India is one of the largest troop contributors for UN peacekeeping missions

External Affairs Minister S Jaishankar on Wednesday has said that UN peacekeeping operations “must be anchored in a strong ecosystem of technology and innovation” to adapt to changing conflict dynamics.

During his address to the United Nations Security Council that unanimously adopted a resolution on ensuring accountability for crimes against UN peacekeepers for the first time during a meeting held under the Indian presidency, Jaishankar said, “21st century peacekeeping must be anchored in a strong ecosystem of technology and innovation that can facilitate UN peacekeeping operations in implementing their mandates in complex environments.

After all, it helps them to adapt to changing conflict dynamics and take advantage of increased efficiencies. This is also in line with the Strategy for Digital Transformation of UN Peacekeeping which seeks to advance the use of technology across the Action for Peacekeeping (A4P) themes, including performance, safety and security, politics, protection and peace building,” he said.

The resolution, adopted at an open debate chaired by EAM Jaishankar, calls for prevention, investigation and prosecution to bring to justice perpetrators of crimes against UN peacekeepers. It was initiated by India in the Security Council earlier this year and co-sponsored by all 15 permanent and non-permanent members of the body.

The Security Council also adopted the first technology-related presidential statement on peacekeeping — “Technology for Peacekeeping” — which called for recognising that “technology has the potential to act as a force multiplier”.

India has provided more than 250,000 personnel for 49 missions over the decades, and 174 of its troops have died during these deployments. Currently, more than 5,000 Indian personnel are deployed in nine missions.

The open debate with the theme “Protecting the protectors” was one of three signature events being hosted by India as part of its presidency of the Security Council. Prime Minister Narendra Modi chaired a virtual open debate on global cooperation for maritime security on August 9, while Jaishankar will chair a briefing on counter-terrorism on August 19 that is expected to discuss the situation in Afghanistan following the takeover of the country by the Taliban.

During the meeting, EAM Jaishankar proposed a four-point framework that lays out an architecture for securing UN peacekeepers from contemporary threats.

First, the EAM said that the UN must focus on operationally proven, cost-effective, widely available, reliable and field-serviceable technologies. “These must also prioritize mobility, both in the sense of agile manoeuvrability of mission assets and in the sense of use of mobile digital / IT platforms. Where deployed, technologies should be environment friendly through the use of renewables and fuel efficiency, and use of environmentally-friendly construction materials,” he said.

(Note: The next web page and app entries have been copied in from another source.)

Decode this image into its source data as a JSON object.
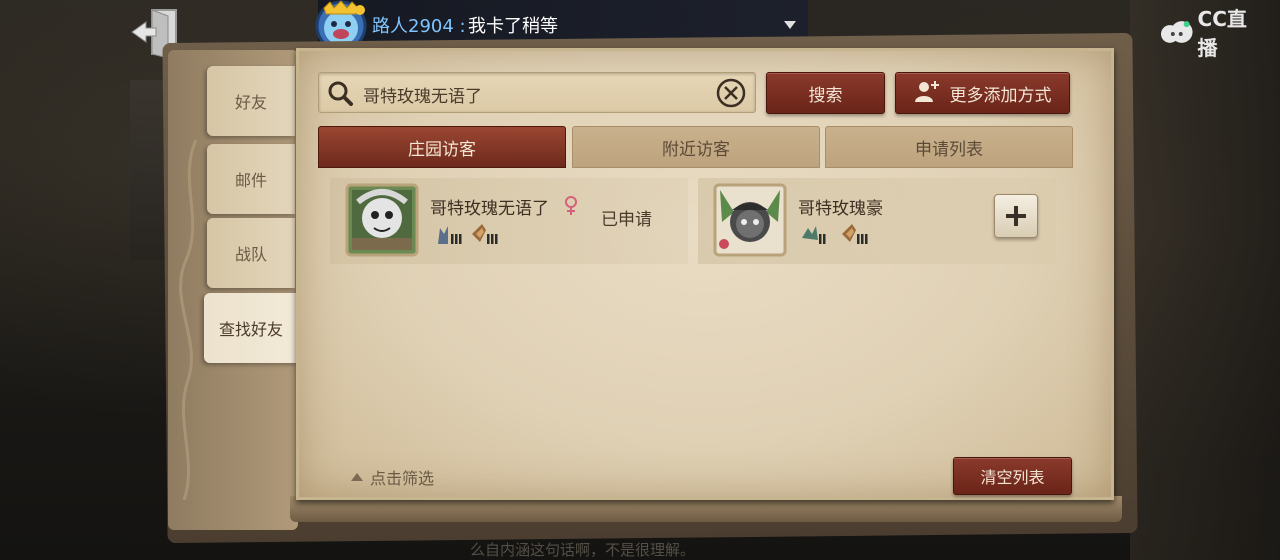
{
  "chat": {
    "user": "路人2904 :",
    "message": "我卡了稍等"
  },
  "platform": {
    "logo_text": "CC直播"
  },
  "side_tabs": [
    {
      "label": "好友"
    },
    {
      "label": "邮件"
    },
    {
      "label": "战队"
    },
    {
      "label": "查找好友"
    }
  ],
  "search": {
    "value": "哥特玫瑰无语了",
    "search_label": "搜索",
    "more_label": "更多添加方式"
  },
  "tabs": [
    {
      "label": "庄园访客",
      "active": true
    },
    {
      "label": "附近访客",
      "active": false
    },
    {
      "label": "申请列表",
      "active": false
    }
  ],
  "visitors": [
    {
      "name": "哥特玫瑰无语了",
      "gender": "female",
      "status": "已申请"
    },
    {
      "name": "哥特玫瑰豪",
      "action": "add"
    }
  ],
  "footer": {
    "filter_label": "点击筛选",
    "clear_label": "清空列表"
  },
  "background": {
    "bottom_text": "么自内涵这句话啊，不是很理解。"
  },
  "colors": {
    "accent_red": "#7a2e20",
    "parchment": "#e2d3b7",
    "chat_user": "#7fc4ff"
  }
}
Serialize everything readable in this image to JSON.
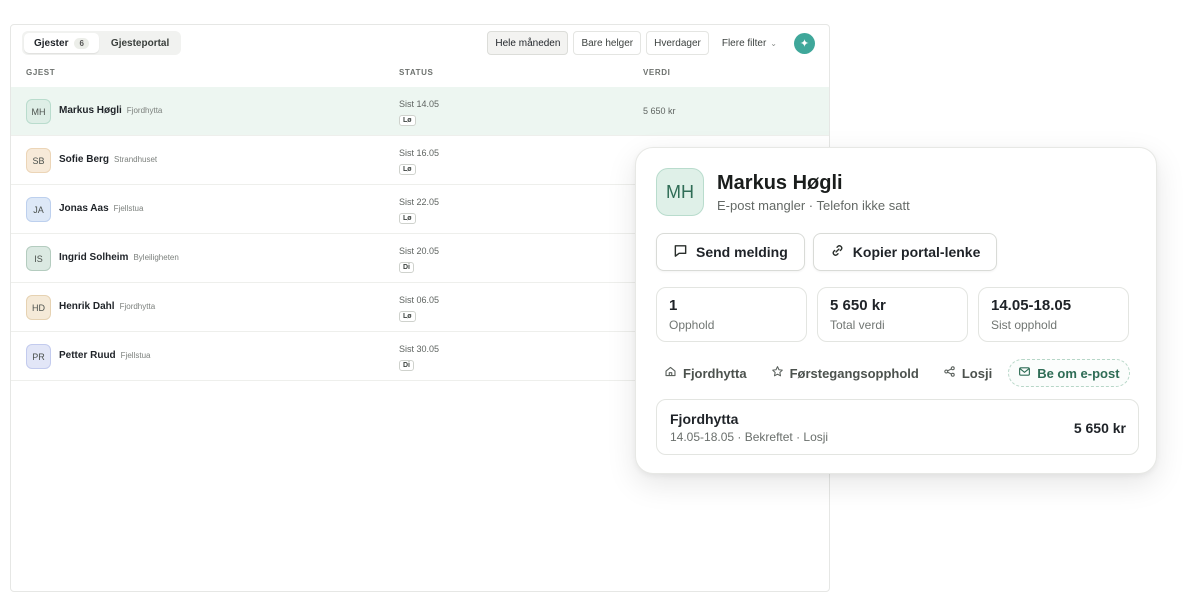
{
  "tabs": [
    {
      "label": "Gjester",
      "count": "6"
    },
    {
      "label": "Gjesteportal"
    }
  ],
  "filters": {
    "whole_month": "Hele måneden",
    "weekends": "Bare helger",
    "weekdays": "Hverdager",
    "more": "Flere filter"
  },
  "columns": {
    "guest": "GJEST",
    "status": "STATUS",
    "value": "VERDI"
  },
  "guests": [
    {
      "initials": "MH",
      "name": "Markus Høgli",
      "place": "Fjordhytta",
      "last": "Sist 14.05",
      "day": "Lø",
      "value": "5 650 kr",
      "avatar_bg": "#deeee6",
      "avatar_border": "#b9dccd"
    },
    {
      "initials": "SB",
      "name": "Sofie Berg",
      "place": "Strandhuset",
      "last": "Sist 16.05",
      "day": "Lø",
      "value": "",
      "avatar_bg": "#f7ead9",
      "avatar_border": "#ecd5b7"
    },
    {
      "initials": "JA",
      "name": "Jonas Aas",
      "place": "Fjellstua",
      "last": "Sist 22.05",
      "day": "Lø",
      "value": "",
      "avatar_bg": "#dde8f7",
      "avatar_border": "#bdd0ee"
    },
    {
      "initials": "IS",
      "name": "Ingrid Solheim",
      "place": "Byleiligheten",
      "last": "Sist 20.05",
      "day": "Di",
      "value": "",
      "avatar_bg": "#dbe9e2",
      "avatar_border": "#b4ccbf"
    },
    {
      "initials": "HD",
      "name": "Henrik Dahl",
      "place": "Fjordhytta",
      "last": "Sist 06.05",
      "day": "Lø",
      "value": "",
      "avatar_bg": "#f5ead8",
      "avatar_border": "#e6d2b2"
    },
    {
      "initials": "PR",
      "name": "Petter Ruud",
      "place": "Fjellstua",
      "last": "Sist 30.05",
      "day": "Di",
      "value": "",
      "avatar_bg": "#e2e6f7",
      "avatar_border": "#c3cbee"
    }
  ],
  "detail": {
    "initials": "MH",
    "name": "Markus Høgli",
    "subtitle": "E-post mangler · Telefon ikke satt",
    "send_message": "Send melding",
    "copy_link": "Kopier portal-lenke",
    "stats": [
      {
        "value": "1",
        "label": "Opphold"
      },
      {
        "value": "5 650 kr",
        "label": "Total verdi"
      },
      {
        "value": "14.05-18.05",
        "label": "Sist opphold"
      }
    ],
    "chips": {
      "property": "Fjordhytta",
      "first_time": "Førstegangsopphold",
      "type": "Losji",
      "ask_email": "Be om e-post"
    },
    "booking": {
      "title": "Fjordhytta",
      "subtitle": "14.05-18.05 · Bekreftet · Losji",
      "amount": "5 650 kr"
    }
  },
  "colors": {
    "accent": "#3fa79a",
    "selected_row": "#edf6f1",
    "green_text": "#2f6d56"
  }
}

Second, the EAM said that we need a sound information and intelligence foundation as this will ensure early warning and mobilizing a coherent and early response. “A reliable, high fidelity means to collect, use, process and share information and data will create advantages from the very start of peacekeeping missions. Precise positioning and overhead visualization of mission environments is critically important to provide intelligence and enhance the safety and security of mission personnel,” he said.

The EAM announced with pleasure that India is supporting the UN in the rollout of the UNITE Aware Platform across select peacekeeping missions. This initiative is based on the expectation that an entire peacekeeping operation can be visualized, coordinated, and monitored on a real time basis.

“We should ensure that any attack on a peacekeeper or a civilian is predictable, preventable, or responded to immediately,” he said.

Continuing the four-point framework, thirdly he said, “We must contribute to ensuring that technological improvements are continuous and are available on the ground, in the gear that peacekeepers carry and the weapons and tools that they use to enhance their mobility, performance, endurance, range, and load-carrying capabilities while guaranteeing their safety and security. This also includes strengthening of communication within missions and enhancing overall capacity to take informed decisions at the tactical or operational level.”

And lastly, the EAM said that consistent training and capacity building of peacekeepers in the realm of technology needs attention and investment. “It is with this in mind that India is committed to long term engagement with the UNC4ISR Academy for Peace Operations in Entebbe, Uganda, to meet the training needs, link it with available technological capability, and shape future requirements. I am pleased to announce that we have signed an MOU between the Government of India and the UN in support of the 'Partnership for Technology in Peacekeeping' initiative and to the UN C4ISR Academy for Peace Operations (UNCAP),” he said.

Further, welcoming other Member States to take active interest in this evolving paradigm, Jaishankar said, “Political will, strengthened partnerships, and shifts in organizational culture are required to take it forward. Maximum transparency should remain a principle of the use of peacekeeping technology and in particular when used to enable information gathering and sharing. Peacekeeping requires continuous review, adaptation, and transparent engagement with all stakeholders, as also strong procedural safeguards and effective oversight mechanisms.